*** Block opens ***

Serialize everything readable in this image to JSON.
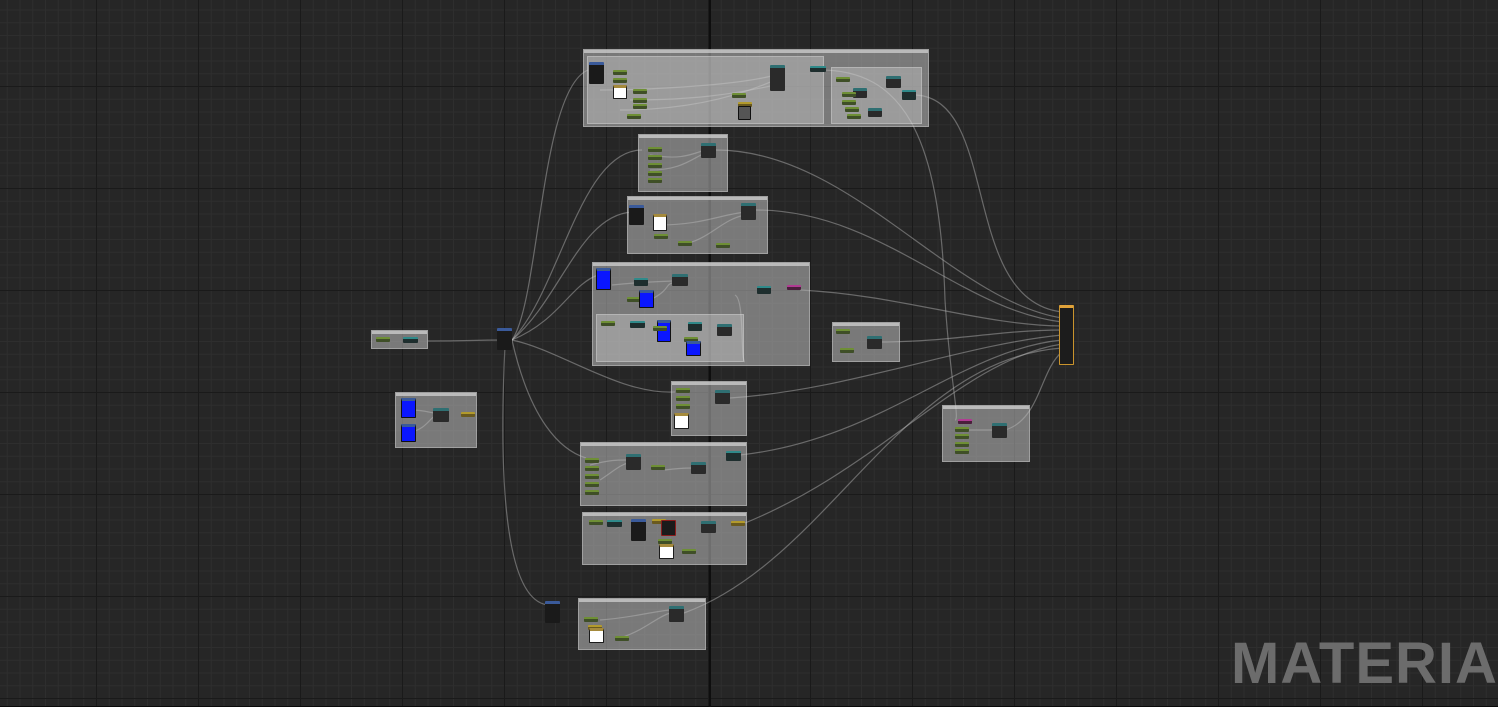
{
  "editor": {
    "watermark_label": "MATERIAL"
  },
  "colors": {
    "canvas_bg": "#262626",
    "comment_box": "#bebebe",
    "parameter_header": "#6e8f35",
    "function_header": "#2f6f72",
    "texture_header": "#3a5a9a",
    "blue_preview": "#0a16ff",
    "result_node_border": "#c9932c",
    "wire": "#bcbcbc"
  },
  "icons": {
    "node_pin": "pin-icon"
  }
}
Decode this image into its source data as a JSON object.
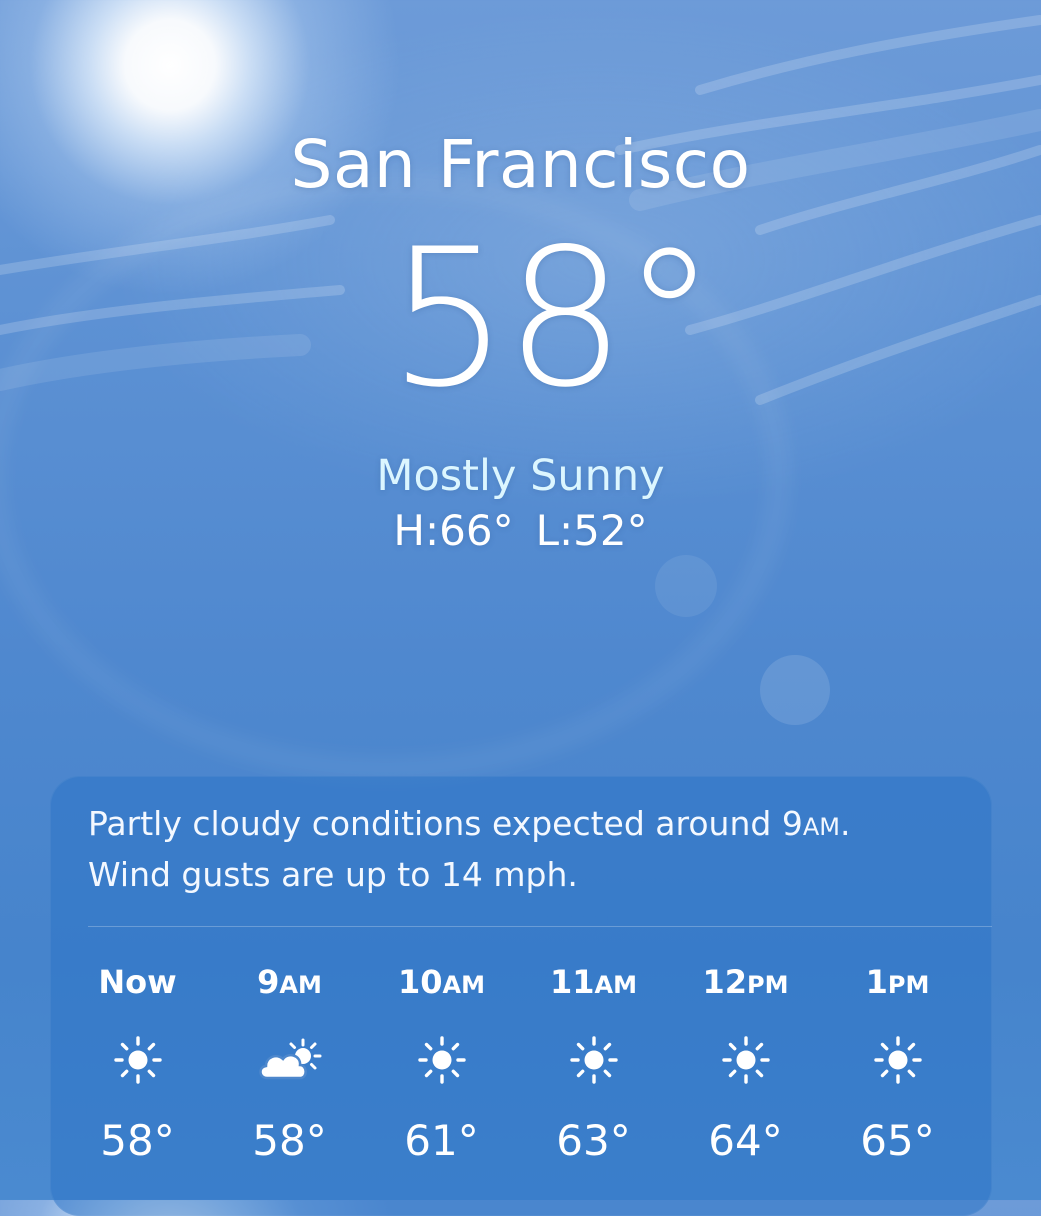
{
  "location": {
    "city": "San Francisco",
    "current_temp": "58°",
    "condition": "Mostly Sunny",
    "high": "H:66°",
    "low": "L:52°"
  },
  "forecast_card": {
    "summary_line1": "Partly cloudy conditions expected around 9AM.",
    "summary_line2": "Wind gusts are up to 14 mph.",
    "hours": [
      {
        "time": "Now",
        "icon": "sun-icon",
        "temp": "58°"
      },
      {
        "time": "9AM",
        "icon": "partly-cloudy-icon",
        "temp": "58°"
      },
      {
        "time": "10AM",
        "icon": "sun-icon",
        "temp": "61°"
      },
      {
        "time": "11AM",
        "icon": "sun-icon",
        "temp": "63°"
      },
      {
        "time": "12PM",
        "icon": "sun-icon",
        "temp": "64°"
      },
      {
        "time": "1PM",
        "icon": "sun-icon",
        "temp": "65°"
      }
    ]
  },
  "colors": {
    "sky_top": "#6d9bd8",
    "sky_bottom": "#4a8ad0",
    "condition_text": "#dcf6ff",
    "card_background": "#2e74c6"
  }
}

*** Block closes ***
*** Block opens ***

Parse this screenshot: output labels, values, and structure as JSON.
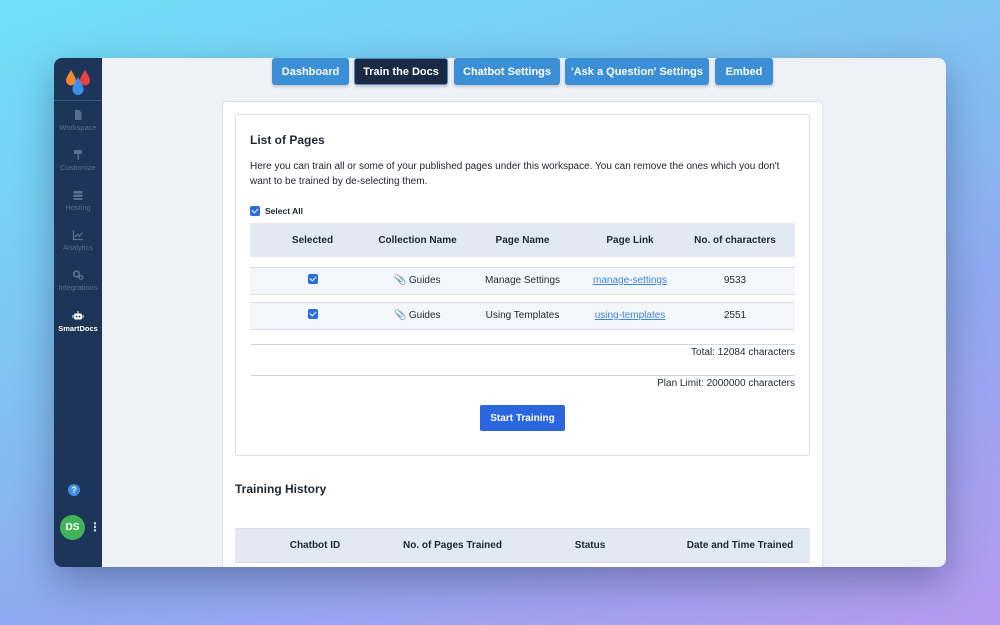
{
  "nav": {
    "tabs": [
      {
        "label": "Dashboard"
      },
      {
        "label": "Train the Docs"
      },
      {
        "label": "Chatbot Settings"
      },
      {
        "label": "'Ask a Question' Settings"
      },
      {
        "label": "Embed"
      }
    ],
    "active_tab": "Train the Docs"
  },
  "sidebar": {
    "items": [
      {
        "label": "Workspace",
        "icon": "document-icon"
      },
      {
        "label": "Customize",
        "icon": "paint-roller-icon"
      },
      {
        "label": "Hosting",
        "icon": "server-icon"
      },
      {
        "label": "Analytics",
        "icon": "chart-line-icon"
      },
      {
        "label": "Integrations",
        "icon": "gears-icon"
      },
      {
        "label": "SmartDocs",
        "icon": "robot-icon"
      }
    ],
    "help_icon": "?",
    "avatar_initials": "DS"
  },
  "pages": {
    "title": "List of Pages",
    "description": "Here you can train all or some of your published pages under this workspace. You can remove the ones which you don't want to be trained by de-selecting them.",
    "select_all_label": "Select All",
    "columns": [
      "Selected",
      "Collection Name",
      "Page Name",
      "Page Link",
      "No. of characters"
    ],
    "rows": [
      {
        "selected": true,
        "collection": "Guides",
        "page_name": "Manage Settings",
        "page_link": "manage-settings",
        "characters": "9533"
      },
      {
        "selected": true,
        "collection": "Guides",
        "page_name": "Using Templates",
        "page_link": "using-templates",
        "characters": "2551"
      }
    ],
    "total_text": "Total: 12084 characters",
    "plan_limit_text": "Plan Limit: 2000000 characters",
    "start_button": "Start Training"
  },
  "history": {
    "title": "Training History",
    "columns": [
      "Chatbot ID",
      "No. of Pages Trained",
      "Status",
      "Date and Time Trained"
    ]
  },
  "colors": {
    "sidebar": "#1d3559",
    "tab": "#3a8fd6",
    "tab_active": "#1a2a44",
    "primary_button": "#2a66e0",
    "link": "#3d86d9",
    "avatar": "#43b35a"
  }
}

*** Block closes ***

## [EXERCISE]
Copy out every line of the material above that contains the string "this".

## [FINISHED EXERCISE]
Serialize everything readable in this image to JSON.
Decode this image into its source data as a JSON object.
Parse this screenshot: output labels, values, and structure as JSON.
    "description": "Here you can train all or some of your published pages under this workspace. You can remove the ones which you don't want to be trained by de-selecting them.",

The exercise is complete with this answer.